associated with depression. Social Psychiatry and Psychiatric epidemiological catchment area study. JAMA Psychiatry, 71,
Epidemiology, 43, 594601. 273280.
Olino TM, Shankman SA, Klein DN, Seeley JR, Pettit Whiteford HA, Degenhardt L, Rehm J, Baxter AJ, Ferrari AJ,
JW, Farmer RF, Lewinsohn PM (2012). Lifetime rates of Erskine HE, Charlson FJ, Norman RE, Flaxman AD, Johns
psychopathology in single versus multiple diagnostic N (2013). Global burden of disease attributable to mental
assessments: comparison in a community sample of and substance use disorders: findings from the Global
probands and siblings. Journal of Psychiatric Research, 46, Burden of Disease Study 2010. The Lancet, 382, 15751586.
121722. Wittchen H-U, Nelson CB, Lachner G (1998). Prevalence of
Pedersen CB, Mors O, Bertelsen A, Waltoft BL, Agerbo E, mental disorders and psychosocial impairments in
McGrath JJ, Mortensen PB, Eaton WW (2014). A adolescents and young adults. Psychological Medicine, 28,
comprehensive nationwide study of the incidence rate and 109126.

Downloaded from https:/www.cambridge.org/core. IP address: 181.1.213.148, on 20 Mar 2017 at 22:16:49, subject to the Cambridge Core terms of use, available at

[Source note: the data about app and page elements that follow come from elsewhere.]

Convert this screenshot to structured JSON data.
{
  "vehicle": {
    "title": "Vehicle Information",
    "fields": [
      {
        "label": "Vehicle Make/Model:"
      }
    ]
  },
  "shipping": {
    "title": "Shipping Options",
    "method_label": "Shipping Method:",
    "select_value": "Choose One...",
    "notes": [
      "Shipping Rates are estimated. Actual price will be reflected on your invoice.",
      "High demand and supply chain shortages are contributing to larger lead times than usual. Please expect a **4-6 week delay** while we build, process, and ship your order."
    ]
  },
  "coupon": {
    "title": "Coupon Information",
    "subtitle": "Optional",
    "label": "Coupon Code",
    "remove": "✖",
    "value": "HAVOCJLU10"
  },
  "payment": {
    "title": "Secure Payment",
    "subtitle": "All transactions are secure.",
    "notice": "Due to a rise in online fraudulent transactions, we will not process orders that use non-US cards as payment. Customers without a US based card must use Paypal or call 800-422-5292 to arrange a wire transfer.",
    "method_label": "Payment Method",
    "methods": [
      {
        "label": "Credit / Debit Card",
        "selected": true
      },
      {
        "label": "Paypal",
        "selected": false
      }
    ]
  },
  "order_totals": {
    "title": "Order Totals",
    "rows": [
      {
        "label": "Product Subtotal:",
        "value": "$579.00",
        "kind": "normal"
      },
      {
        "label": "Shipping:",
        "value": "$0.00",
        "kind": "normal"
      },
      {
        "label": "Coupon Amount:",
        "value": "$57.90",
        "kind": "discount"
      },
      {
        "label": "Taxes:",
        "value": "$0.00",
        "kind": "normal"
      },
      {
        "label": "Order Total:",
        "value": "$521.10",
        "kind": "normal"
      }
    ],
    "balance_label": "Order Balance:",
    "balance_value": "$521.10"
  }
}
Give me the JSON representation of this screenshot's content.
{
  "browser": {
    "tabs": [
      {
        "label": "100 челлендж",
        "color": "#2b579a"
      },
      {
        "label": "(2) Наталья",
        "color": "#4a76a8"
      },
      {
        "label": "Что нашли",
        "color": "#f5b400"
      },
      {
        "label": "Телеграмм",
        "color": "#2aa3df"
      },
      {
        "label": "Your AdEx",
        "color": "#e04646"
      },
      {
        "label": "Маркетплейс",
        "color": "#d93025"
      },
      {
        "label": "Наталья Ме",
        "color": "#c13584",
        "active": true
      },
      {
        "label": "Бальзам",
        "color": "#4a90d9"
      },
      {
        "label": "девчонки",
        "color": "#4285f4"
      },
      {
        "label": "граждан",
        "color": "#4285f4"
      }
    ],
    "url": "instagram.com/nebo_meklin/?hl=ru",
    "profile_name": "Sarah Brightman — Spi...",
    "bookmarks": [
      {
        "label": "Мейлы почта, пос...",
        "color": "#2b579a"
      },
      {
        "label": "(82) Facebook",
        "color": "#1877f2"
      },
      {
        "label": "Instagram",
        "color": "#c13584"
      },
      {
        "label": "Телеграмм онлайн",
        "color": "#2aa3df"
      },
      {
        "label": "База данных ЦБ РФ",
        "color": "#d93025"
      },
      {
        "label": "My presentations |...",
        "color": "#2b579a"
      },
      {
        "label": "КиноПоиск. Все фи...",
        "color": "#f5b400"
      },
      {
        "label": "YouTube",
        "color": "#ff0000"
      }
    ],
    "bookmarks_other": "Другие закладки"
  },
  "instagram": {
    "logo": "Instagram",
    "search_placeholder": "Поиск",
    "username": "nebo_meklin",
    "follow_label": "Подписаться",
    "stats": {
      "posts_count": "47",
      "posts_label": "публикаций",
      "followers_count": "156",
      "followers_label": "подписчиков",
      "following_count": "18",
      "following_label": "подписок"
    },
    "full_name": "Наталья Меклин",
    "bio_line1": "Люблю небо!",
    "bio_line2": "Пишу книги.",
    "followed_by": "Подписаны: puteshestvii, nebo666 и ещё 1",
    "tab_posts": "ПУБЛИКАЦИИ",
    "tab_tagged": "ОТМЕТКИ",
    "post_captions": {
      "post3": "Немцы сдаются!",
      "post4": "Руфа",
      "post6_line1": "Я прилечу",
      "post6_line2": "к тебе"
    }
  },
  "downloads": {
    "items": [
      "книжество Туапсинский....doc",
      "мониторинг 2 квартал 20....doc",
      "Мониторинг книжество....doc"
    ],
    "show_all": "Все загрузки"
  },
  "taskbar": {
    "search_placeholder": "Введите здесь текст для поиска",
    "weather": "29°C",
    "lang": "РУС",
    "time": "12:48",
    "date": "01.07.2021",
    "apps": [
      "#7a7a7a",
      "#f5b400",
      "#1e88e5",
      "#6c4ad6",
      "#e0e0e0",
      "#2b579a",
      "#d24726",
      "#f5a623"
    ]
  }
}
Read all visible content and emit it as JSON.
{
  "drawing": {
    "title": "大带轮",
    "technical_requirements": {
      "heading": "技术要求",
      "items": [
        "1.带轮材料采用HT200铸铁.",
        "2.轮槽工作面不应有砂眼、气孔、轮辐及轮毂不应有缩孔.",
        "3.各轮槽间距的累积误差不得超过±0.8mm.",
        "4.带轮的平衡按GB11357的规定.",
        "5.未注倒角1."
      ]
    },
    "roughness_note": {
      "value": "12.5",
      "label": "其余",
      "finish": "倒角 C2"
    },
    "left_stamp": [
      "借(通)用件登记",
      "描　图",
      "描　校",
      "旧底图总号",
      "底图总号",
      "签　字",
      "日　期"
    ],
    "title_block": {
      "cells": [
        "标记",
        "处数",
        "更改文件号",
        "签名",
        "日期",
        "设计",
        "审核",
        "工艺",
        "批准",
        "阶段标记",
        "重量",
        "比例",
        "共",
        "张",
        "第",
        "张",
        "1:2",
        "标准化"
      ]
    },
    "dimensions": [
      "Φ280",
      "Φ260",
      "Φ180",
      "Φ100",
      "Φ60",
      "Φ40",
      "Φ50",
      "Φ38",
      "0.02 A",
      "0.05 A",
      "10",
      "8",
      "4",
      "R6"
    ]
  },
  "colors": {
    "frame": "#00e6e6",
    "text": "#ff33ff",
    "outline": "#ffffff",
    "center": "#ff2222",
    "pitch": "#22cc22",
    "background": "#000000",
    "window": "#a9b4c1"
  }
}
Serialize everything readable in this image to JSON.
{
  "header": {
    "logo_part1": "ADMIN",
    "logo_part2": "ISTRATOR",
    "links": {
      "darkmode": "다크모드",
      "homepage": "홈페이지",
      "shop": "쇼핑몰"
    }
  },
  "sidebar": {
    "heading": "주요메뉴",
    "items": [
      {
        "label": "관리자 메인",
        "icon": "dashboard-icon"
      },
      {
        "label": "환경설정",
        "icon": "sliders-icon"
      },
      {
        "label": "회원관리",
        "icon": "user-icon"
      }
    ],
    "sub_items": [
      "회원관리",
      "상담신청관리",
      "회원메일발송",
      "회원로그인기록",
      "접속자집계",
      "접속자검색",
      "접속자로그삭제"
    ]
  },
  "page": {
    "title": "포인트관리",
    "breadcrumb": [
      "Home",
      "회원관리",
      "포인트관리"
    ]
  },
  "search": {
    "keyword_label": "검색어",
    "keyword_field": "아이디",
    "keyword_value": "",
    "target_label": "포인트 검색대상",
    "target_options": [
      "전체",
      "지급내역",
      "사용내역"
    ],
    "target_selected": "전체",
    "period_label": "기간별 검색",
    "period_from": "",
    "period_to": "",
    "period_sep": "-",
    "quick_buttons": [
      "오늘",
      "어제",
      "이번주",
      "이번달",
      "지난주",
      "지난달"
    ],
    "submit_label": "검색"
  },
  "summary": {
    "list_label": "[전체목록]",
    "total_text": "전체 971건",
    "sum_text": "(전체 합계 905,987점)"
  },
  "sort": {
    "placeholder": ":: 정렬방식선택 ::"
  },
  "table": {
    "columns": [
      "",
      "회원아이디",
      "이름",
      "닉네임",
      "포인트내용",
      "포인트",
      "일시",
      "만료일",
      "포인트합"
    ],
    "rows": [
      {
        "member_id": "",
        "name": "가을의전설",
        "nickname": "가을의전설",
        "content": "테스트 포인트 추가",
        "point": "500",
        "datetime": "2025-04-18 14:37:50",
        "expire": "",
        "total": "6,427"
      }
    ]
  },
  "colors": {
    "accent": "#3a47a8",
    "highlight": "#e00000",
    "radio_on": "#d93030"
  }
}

https:/www.cambridge.org/core/terms. https://doi.org/10.1017/S204579601500027X